— What you will do —
Among the lines of the material, copy those that hold the string "seeking".

★ ★ ★

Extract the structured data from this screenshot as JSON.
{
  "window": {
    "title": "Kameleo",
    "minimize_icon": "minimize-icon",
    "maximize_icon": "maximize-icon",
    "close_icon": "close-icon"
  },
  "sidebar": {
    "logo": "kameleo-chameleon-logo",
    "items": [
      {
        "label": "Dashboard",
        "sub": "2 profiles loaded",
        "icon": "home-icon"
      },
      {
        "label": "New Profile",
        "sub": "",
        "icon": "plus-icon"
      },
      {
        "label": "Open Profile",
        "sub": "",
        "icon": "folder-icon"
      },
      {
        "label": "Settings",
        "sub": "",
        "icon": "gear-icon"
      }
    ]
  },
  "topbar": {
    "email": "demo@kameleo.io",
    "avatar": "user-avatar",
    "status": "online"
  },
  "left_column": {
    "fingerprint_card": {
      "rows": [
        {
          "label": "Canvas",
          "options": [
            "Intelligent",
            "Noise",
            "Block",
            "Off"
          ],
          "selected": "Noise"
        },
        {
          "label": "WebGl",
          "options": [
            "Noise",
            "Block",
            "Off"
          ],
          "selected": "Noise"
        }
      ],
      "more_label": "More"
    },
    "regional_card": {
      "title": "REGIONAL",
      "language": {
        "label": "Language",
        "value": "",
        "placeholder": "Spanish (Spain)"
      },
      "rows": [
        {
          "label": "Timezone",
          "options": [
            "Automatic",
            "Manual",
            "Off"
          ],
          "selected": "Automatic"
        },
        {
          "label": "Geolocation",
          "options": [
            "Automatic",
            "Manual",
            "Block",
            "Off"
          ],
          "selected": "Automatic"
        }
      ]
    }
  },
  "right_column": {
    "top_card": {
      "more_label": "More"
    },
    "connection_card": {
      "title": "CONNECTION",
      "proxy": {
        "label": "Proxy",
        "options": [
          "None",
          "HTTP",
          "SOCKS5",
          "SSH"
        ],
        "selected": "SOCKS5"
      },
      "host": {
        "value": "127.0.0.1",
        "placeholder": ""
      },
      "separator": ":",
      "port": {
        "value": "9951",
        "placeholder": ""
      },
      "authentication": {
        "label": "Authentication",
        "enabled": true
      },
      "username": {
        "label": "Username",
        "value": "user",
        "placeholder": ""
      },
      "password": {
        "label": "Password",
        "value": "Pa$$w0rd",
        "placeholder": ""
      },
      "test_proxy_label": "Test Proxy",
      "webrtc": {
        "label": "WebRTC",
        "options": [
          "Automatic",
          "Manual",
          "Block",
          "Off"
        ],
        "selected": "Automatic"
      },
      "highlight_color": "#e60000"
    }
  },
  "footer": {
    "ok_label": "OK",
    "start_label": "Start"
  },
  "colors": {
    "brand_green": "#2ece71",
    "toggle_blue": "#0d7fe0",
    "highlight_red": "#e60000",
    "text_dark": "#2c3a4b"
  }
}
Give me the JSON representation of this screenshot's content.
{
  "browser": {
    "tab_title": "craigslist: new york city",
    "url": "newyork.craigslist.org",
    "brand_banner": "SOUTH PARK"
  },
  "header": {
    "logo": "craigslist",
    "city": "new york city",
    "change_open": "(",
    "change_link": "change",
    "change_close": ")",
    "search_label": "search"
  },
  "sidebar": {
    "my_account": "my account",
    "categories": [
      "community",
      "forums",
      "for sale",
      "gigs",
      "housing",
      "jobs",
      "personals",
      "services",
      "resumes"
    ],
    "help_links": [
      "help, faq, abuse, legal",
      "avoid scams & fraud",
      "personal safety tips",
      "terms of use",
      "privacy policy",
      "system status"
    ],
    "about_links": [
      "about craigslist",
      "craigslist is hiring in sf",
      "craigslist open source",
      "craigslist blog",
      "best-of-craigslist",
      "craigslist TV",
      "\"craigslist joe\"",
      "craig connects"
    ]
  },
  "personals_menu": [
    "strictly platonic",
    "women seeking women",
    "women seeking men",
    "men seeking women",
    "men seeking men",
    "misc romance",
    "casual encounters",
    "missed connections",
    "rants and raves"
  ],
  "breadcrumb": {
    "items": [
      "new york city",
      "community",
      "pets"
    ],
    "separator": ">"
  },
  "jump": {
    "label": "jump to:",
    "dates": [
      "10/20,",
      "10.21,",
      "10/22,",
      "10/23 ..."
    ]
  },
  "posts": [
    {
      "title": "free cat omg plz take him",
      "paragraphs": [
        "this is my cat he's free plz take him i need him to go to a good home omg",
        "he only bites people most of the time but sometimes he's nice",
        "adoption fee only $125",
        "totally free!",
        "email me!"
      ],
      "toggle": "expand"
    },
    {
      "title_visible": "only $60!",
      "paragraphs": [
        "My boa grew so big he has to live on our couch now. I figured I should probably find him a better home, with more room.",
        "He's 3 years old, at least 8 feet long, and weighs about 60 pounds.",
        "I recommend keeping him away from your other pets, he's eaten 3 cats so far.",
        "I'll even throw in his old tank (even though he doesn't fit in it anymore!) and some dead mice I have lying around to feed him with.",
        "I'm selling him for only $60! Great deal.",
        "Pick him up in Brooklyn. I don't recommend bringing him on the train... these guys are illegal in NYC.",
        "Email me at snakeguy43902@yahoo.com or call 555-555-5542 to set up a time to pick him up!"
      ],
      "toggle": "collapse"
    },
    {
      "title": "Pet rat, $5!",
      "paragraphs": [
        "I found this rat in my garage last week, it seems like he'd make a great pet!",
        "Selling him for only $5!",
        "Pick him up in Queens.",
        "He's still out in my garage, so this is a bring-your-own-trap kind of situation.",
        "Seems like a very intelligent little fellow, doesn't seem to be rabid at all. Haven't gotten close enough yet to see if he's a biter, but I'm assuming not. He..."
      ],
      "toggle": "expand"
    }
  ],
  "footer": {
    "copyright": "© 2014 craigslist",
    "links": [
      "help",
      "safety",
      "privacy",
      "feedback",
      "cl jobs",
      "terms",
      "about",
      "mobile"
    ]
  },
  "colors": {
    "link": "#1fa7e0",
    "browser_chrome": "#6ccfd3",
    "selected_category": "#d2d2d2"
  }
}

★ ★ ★

— Response to this task —
    "women seeking women",
    "women seeking men",
    "men seeking women",
    "men seeking men",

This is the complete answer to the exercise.